*** Dataset
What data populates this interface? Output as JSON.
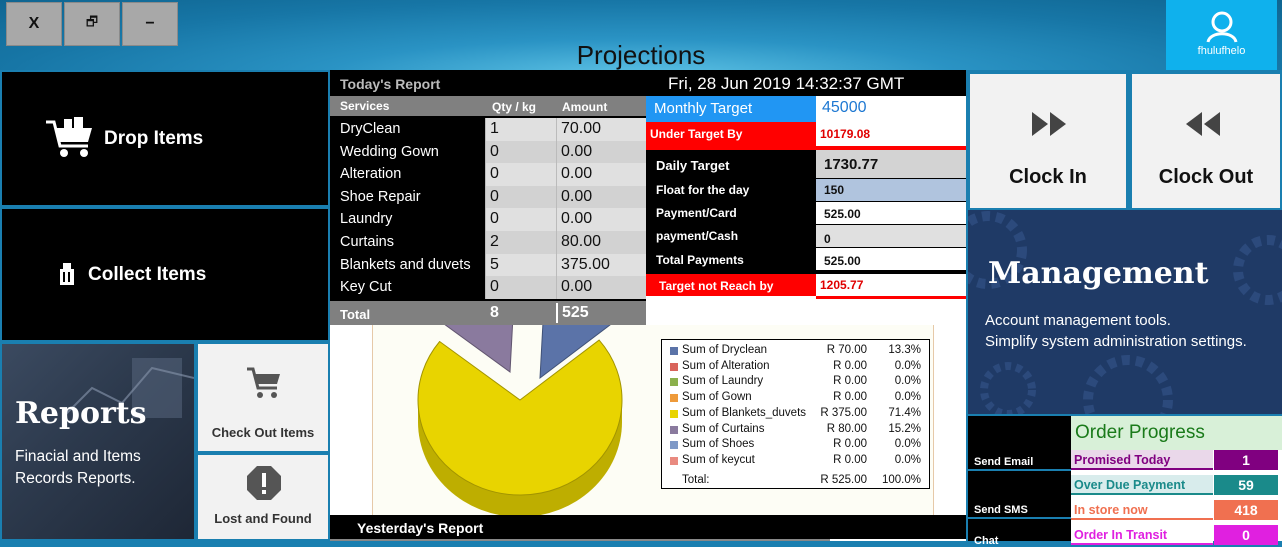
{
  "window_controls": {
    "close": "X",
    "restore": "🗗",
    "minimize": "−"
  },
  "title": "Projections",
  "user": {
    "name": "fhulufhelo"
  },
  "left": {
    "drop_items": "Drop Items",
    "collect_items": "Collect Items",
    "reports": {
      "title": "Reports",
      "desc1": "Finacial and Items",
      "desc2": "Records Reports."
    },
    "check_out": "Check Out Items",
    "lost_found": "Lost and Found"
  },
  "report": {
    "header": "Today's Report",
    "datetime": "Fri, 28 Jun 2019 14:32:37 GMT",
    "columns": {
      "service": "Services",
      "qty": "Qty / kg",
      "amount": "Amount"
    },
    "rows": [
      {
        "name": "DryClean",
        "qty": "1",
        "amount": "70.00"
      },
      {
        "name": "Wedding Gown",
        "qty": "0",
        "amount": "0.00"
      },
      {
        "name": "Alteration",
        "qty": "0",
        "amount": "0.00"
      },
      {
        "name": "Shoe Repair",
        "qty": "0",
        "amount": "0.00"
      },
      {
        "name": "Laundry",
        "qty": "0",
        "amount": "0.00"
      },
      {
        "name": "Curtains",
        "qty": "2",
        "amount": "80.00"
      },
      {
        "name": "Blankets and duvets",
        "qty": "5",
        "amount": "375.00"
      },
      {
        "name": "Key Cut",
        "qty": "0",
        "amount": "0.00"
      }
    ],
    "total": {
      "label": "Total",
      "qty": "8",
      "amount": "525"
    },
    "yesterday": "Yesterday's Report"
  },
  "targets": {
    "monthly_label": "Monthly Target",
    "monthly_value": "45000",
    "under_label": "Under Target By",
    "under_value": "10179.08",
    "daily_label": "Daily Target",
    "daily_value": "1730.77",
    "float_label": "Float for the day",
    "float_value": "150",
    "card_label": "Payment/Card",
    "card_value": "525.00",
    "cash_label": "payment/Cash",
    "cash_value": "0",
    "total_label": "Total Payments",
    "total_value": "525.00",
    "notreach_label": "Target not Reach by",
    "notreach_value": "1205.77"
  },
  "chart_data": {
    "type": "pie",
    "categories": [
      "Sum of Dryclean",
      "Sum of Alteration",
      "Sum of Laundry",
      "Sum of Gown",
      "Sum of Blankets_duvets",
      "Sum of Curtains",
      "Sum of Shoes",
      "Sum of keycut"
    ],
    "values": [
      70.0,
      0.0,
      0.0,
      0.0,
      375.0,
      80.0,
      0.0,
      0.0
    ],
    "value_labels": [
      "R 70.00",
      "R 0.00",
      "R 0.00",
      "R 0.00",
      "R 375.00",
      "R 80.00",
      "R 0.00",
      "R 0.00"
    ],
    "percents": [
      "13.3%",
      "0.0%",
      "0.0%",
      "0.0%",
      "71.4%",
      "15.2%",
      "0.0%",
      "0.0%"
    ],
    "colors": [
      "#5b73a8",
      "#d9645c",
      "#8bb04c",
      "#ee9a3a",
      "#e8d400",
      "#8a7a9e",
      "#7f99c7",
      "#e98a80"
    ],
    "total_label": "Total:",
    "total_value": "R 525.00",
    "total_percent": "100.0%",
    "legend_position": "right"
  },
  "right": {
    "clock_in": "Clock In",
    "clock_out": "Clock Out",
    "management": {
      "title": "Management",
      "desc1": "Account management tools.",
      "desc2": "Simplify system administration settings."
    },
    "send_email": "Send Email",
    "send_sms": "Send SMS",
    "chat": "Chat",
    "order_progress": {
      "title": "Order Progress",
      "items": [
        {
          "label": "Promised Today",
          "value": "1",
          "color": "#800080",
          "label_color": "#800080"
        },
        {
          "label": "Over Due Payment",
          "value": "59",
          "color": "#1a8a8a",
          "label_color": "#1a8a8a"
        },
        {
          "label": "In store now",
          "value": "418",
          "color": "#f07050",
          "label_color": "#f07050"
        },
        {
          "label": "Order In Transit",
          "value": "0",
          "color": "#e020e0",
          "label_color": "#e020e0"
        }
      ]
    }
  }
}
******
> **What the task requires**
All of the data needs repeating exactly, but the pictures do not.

> **Result**
What data populates this interface? Output as JSON.
{
  "window_controls": {
    "close": "X",
    "restore": "🗗",
    "minimize": "−"
  },
  "title": "Projections",
  "user": {
    "name": "fhulufhelo"
  },
  "left": {
    "drop_items": "Drop Items",
    "collect_items": "Collect Items",
    "reports": {
      "title": "Reports",
      "desc1": "Finacial and Items",
      "desc2": "Records Reports."
    },
    "check_out": "Check Out Items",
    "lost_found": "Lost and Found"
  },
  "report": {
    "header": "Today's Report",
    "datetime": "Fri, 28 Jun 2019 14:32:37 GMT",
    "columns": {
      "service": "Services",
      "qty": "Qty / kg",
      "amount": "Amount"
    },
    "rows": [
      {
        "name": "DryClean",
        "qty": "1",
        "amount": "70.00"
      },
      {
        "name": "Wedding Gown",
        "qty": "0",
        "amount": "0.00"
      },
      {
        "name": "Alteration",
        "qty": "0",
        "amount": "0.00"
      },
      {
        "name": "Shoe Repair",
        "qty": "0",
        "amount": "0.00"
      },
      {
        "name": "Laundry",
        "qty": "0",
        "amount": "0.00"
      },
      {
        "name": "Curtains",
        "qty": "2",
        "amount": "80.00"
      },
      {
        "name": "Blankets and duvets",
        "qty": "5",
        "amount": "375.00"
      },
      {
        "name": "Key Cut",
        "qty": "0",
        "amount": "0.00"
      }
    ],
    "total": {
      "label": "Total",
      "qty": "8",
      "amount": "525"
    },
    "yesterday": "Yesterday's Report"
  },
  "targets": {
    "monthly_label": "Monthly Target",
    "monthly_value": "45000",
    "under_label": "Under Target By",
    "under_value": "10179.08",
    "daily_label": "Daily Target",
    "daily_value": "1730.77",
    "float_label": "Float for the day",
    "float_value": "150",
    "card_label": "Payment/Card",
    "card_value": "525.00",
    "cash_label": "payment/Cash",
    "cash_value": "0",
    "total_label": "Total Payments",
    "total_value": "525.00",
    "notreach_label": "Target not Reach by",
    "notreach_value": "1205.77"
  },
  "chart_data": {
    "type": "pie",
    "categories": [
      "Sum of Dryclean",
      "Sum of Alteration",
      "Sum of Laundry",
      "Sum of Gown",
      "Sum of Blankets_duvets",
      "Sum of Curtains",
      "Sum of Shoes",
      "Sum of keycut"
    ],
    "values": [
      70.0,
      0.0,
      0.0,
      0.0,
      375.0,
      80.0,
      0.0,
      0.0
    ],
    "value_labels": [
      "R 70.00",
      "R 0.00",
      "R 0.00",
      "R 0.00",
      "R 375.00",
      "R 80.00",
      "R 0.00",
      "R 0.00"
    ],
    "percents": [
      "13.3%",
      "0.0%",
      "0.0%",
      "0.0%",
      "71.4%",
      "15.2%",
      "0.0%",
      "0.0%"
    ],
    "colors": [
      "#5b73a8",
      "#d9645c",
      "#8bb04c",
      "#ee9a3a",
      "#e8d400",
      "#8a7a9e",
      "#7f99c7",
      "#e98a80"
    ],
    "total_label": "Total:",
    "total_value": "R 525.00",
    "total_percent": "100.0%",
    "legend_position": "right"
  },
  "right": {
    "clock_in": "Clock In",
    "clock_out": "Clock Out",
    "management": {
      "title": "Management",
      "desc1": "Account management tools.",
      "desc2": "Simplify system administration settings."
    },
    "send_email": "Send Email",
    "send_sms": "Send SMS",
    "chat": "Chat",
    "order_progress": {
      "title": "Order Progress",
      "items": [
        {
          "label": "Promised Today",
          "value": "1",
          "color": "#800080",
          "label_color": "#800080"
        },
        {
          "label": "Over Due Payment",
          "value": "59",
          "color": "#1a8a8a",
          "label_color": "#1a8a8a"
        },
        {
          "label": "In store now",
          "value": "418",
          "color": "#f07050",
          "label_color": "#f07050"
        },
        {
          "label": "Order In Transit",
          "value": "0",
          "color": "#e020e0",
          "label_color": "#e020e0"
        }
      ]
    }
  }
}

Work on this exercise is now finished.